IBM has completed the prototype version of a software architecture to help astronomers work with the huge data flows that will come from the Square Kilometre Array (SKA) telescope.
The SKA project will perform unprecedentedly accurate observation of radio sources in the sky, through a widespread set of dishes and aerials spread either over Australia and New Zealand or through Southern Africa, depending on who wins a competitive bid. The decision is expected early next year.
IBM's Information Intensive Framework (IIF) enables a certain amount of classification of astronomical objects to be done automatically, with reference to a standard taxonomy. For routine observations, astronomers can then deal with objects as named entities, for example "galaxy" or "supermassive black hole" rather than a raw mass of data.
The project has "taken knowledge that's inside the head of an astronomer and put it into this system; so you can do automatically some of the things that an astronomer can do manually," says Dougal Watt, chief technology officer of IBM New Zealand, and chair of the NZ SKA Industry Consortium.
The system was developed in collaboration with radio-astronomer Melanie
Johnston-Hollitt at Victoria University in Wellington. It is based on an astronomical taxonomy developed by the International Virtual Observatory Alliance, and uses the Ontology Web Language (OWL), maintained by the W3C consortium.
"The point is to make astronomers more efficient and productive, so they can spend time being creative," says Watt. "It's pretty disheartening for an astronomer to have to learn the syntax and structure of a catalogue and then have to do these very time-consuming tasks. It'd be much better to give them more time for original research."
Watt says that because astronomers will be relieved of mundane cataloguing work, they will have more time to spot the unusual.
"We thought we could couple this up to machine-learning and social networking. We would pop up an alert on a web-portal, saying 'I can't classify this object and here's a picture of it,' so the next person that looks on the portal has a crack at it and then a whole lot of people do and eventually they agree on what it is and they can tell the system; this is a new object of whatever type. So every time the system comes across that object in future it will 'know' what it is."

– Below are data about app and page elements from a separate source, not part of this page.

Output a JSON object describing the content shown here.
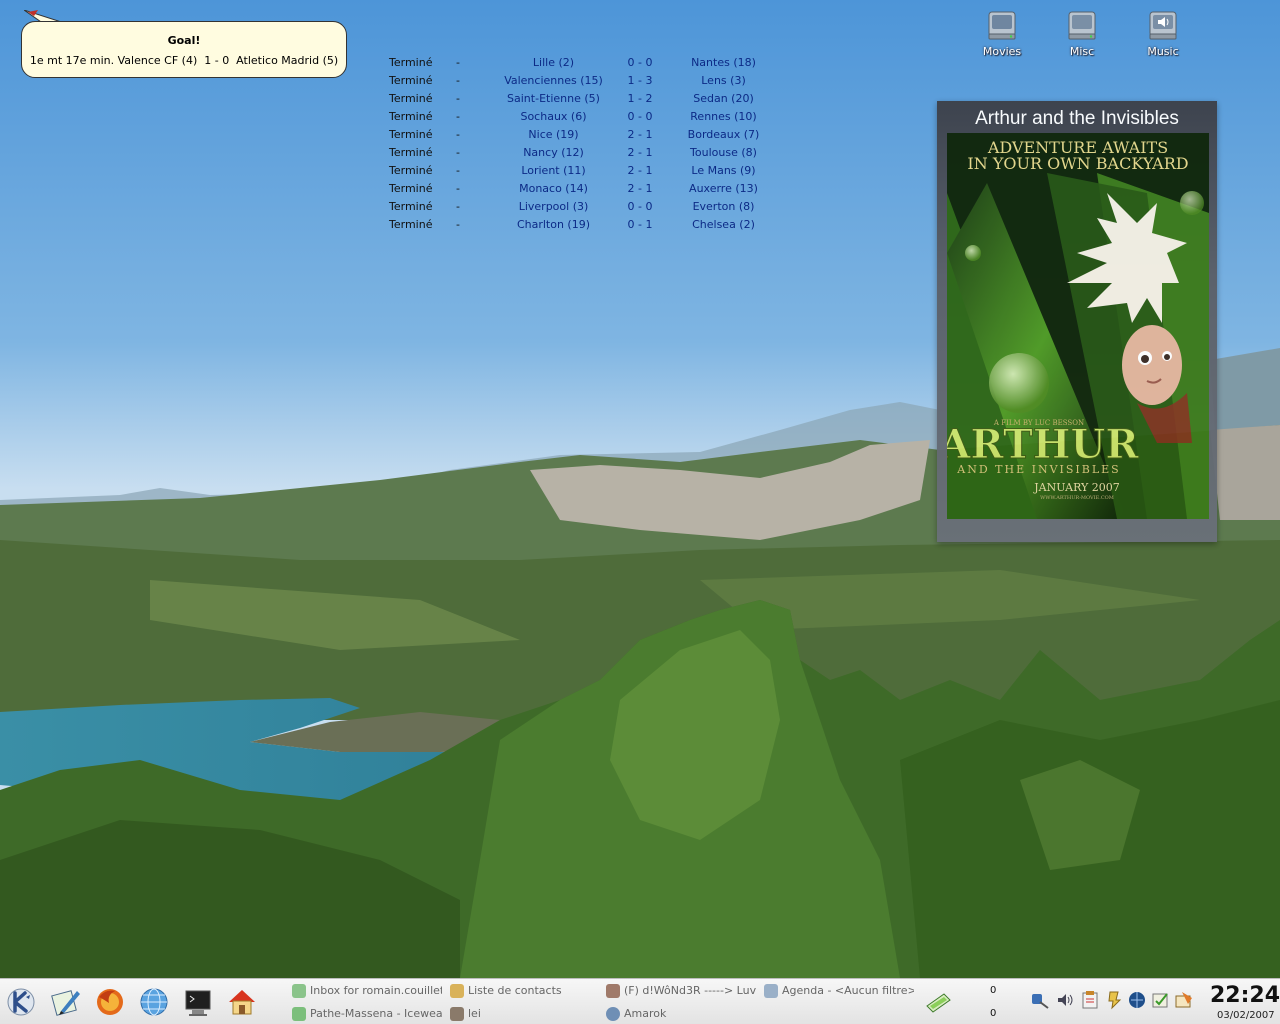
{
  "notification": {
    "title": "Goal!",
    "text": "1e mt 17e min. Valence CF (4)  1 - 0  Atletico Madrid (5)"
  },
  "scores": [
    {
      "status": "Terminé",
      "minute": "-",
      "home": "Lille (2)",
      "score": "0 - 0",
      "away": "Nantes (18)"
    },
    {
      "status": "Terminé",
      "minute": "-",
      "home": "Valenciennes (15)",
      "score": "1 - 3",
      "away": "Lens (3)"
    },
    {
      "status": "Terminé",
      "minute": "-",
      "home": "Saint-Etienne (5)",
      "score": "1 - 2",
      "away": "Sedan (20)"
    },
    {
      "status": "Terminé",
      "minute": "-",
      "home": "Sochaux (6)",
      "score": "0 - 0",
      "away": "Rennes (10)"
    },
    {
      "status": "Terminé",
      "minute": "-",
      "home": "Nice (19)",
      "score": "2 - 1",
      "away": "Bordeaux (7)"
    },
    {
      "status": "Terminé",
      "minute": "-",
      "home": "Nancy (12)",
      "score": "2 - 1",
      "away": "Toulouse (8)"
    },
    {
      "status": "Terminé",
      "minute": "-",
      "home": "Lorient (11)",
      "score": "2 - 1",
      "away": "Le Mans (9)"
    },
    {
      "status": "Terminé",
      "minute": "-",
      "home": "Monaco (14)",
      "score": "2 - 1",
      "away": "Auxerre (13)"
    },
    {
      "status": "Terminé",
      "minute": "-",
      "home": "Liverpool (3)",
      "score": "0 - 0",
      "away": "Everton (8)"
    },
    {
      "status": "Terminé",
      "minute": "-",
      "home": "Charlton (19)",
      "score": "0 - 1",
      "away": "Chelsea (2)"
    }
  ],
  "desktop_icons": [
    {
      "label": "Movies",
      "icon": "drive-icon"
    },
    {
      "label": "Misc",
      "icon": "drive-icon"
    },
    {
      "label": "Music",
      "icon": "speaker-drive-icon"
    }
  ],
  "poster": {
    "title": "Arthur and the Invisibles",
    "tagline_1": "ADVENTURE AWAITS",
    "tagline_2": "IN YOUR OWN BACKYARD",
    "credit": "A FILM BY LUC BESSON",
    "logo": "ARTHUR",
    "subtitle": "AND THE INVISIBLES",
    "release": "JANUARY 2007",
    "url": "WWW.ARTHUR-MOVIE.COM"
  },
  "taskbar": {
    "launchers": [
      "kde-menu-icon",
      "kate-editor-icon",
      "firefox-icon",
      "konqueror-globe-icon",
      "terminal-icon",
      "home-folder-icon"
    ],
    "tasks": [
      {
        "label": "Inbox for romain.couillet",
        "icon": "mail-icon",
        "color": "#8bc48b"
      },
      {
        "label": "Liste de contacts",
        "icon": "contacts-icon",
        "color": "#d9b25a"
      },
      {
        "label": "(F) d!WôNd3R -----> Luv",
        "icon": "chat-avatar-icon",
        "color": "#a07a6a"
      },
      {
        "label": "Agenda - <Aucun filtre>",
        "icon": "agenda-icon",
        "color": "#9ab0c8"
      },
      {
        "label": "Pathe-Massena - Iceweasel",
        "icon": "browser-icon",
        "color": "#7cbf7c"
      },
      {
        "label": "lei",
        "icon": "image-icon",
        "color": "#8a7a6a"
      },
      {
        "label": "Amarok",
        "icon": "amarok-icon",
        "color": "#6f8fb5"
      }
    ],
    "counters": [
      "0",
      "0"
    ],
    "tray": [
      "kmix-icon",
      "volume-icon",
      "clipboard-icon",
      "notes-icon",
      "network-icon",
      "kopete-icon",
      "agenda-tray-icon"
    ],
    "clock_time": "22:24",
    "clock_date": "03/02/2007"
  },
  "colors": {
    "score_text": "#0c2a86",
    "bubble_bg": "#fffce0",
    "taskbar_bg": "#ececec"
  }
}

The framework will also be able to spot changes in objects through time. If it has previously noted an object of a certain type at a certain position in the sky and another kind of object appears there a week or a year later, it will detect that something is changing and mobilise telescopes throughout the world to turn to that location, Watt says.
Similar principles could be adapted to earthbound domains of expertise such as medicine or manufacture, raising everyone's expertise to the level of the top experts and ensuring faster accurate diagnosis or a better quality product, he suggests.
Now the prototype has proved the concept "the next step is to sit down with some astronomers and get this going in a real live experiment; look at some of the problems astronomers are trying to address and look at what we can automate there."
Work is also going on to improve the performance of the framework through parallel-processing techniques, Watt says.